• _What you should do_
The response should be an exact repetition of all the entries.

══════════

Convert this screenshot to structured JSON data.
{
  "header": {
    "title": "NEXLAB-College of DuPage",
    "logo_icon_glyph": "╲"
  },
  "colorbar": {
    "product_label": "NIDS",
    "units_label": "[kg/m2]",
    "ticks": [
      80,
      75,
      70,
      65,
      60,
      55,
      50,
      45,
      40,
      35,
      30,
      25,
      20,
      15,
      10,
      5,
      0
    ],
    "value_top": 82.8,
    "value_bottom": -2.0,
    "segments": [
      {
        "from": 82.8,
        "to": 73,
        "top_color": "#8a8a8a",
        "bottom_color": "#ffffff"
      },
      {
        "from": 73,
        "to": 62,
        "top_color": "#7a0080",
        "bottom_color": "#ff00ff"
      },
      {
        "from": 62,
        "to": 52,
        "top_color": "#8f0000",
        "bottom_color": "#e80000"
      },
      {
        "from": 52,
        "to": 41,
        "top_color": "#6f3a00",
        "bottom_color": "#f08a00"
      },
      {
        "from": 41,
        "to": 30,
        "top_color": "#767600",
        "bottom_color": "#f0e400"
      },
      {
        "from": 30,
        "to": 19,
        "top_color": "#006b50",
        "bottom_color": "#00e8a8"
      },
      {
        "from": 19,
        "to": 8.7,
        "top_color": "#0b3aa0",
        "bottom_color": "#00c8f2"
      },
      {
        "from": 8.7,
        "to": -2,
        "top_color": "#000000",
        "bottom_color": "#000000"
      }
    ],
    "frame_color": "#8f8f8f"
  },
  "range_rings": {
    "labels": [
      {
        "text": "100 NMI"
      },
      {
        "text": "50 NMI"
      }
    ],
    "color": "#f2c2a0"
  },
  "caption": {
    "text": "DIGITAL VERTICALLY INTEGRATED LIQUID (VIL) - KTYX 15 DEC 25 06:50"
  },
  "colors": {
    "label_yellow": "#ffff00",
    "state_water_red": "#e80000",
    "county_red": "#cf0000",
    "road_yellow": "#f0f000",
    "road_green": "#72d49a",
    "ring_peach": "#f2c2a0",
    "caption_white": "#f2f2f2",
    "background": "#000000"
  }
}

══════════

• _Exercise result_
Convert this screenshot to structured JSON data.
{
  "header": {
    "title": "NEXLAB-College of DuPage",
    "logo_icon_glyph": "╲"
  },
  "colorbar": {
    "product_label": "NIDS",
    "units_label": "[kg/m2]",
    "ticks": [
      80,
      75,
      70,
      65,
      60,
      55,
      50,
      45,
      40,
      35,
      30,
      25,
      20,
      15,
      10,
      5,
      0
    ],
    "value_top": 82.8,
    "value_bottom": -2.0,
    "segments": [
      {
        "from": 82.8,
        "to": 73,
        "top_color": "#8a8a8a",
        "bottom_color": "#ffffff"
      },
      {
        "from": 73,
        "to": 62,
        "top_color": "#7a0080",
        "bottom_color": "#ff00ff"
      },
      {
        "from": 62,
        "to": 52,
        "top_color": "#8f0000",
        "bottom_color": "#e80000"
      },
      {
        "from": 52,
        "to": 41,
        "top_color": "#6f3a00",
        "bottom_color": "#f08a00"
      },
      {
        "from": 41,
        "to": 30,
        "top_color": "#767600",
        "bottom_color": "#f0e400"
      },
      {
        "from": 30,
        "to": 19,
        "top_color": "#006b50",
        "bottom_color": "#00e8a8"
      },
      {
        "from": 19,
        "to": 8.7,
        "top_color": "#0b3aa0",
        "bottom_color": "#00c8f2"
      },
      {
        "from": 8.7,
        "to": -2,
        "top_color": "#000000",
        "bottom_color": "#000000"
      }
    ],
    "frame_color": "#8f8f8f"
  },
  "range_rings": {
    "labels": [
      {
        "text": "100 NMI"
      },
      {
        "text": "50 NMI"
      }
    ],
    "color": "#f2c2a0"
  },
  "caption": {
    "text": "DIGITAL VERTICALLY INTEGRATED LIQUID (VIL) - KTYX 15 DEC 25 06:50"
  },
  "colors": {
    "label_yellow": "#ffff00",
    "state_water_red": "#e80000",
    "county_red": "#cf0000",
    "road_yellow": "#f0f000",
    "road_green": "#72d49a",
    "ring_peach": "#f2c2a0",
    "caption_white": "#f2f2f2",
    "background": "#000000"
  }
}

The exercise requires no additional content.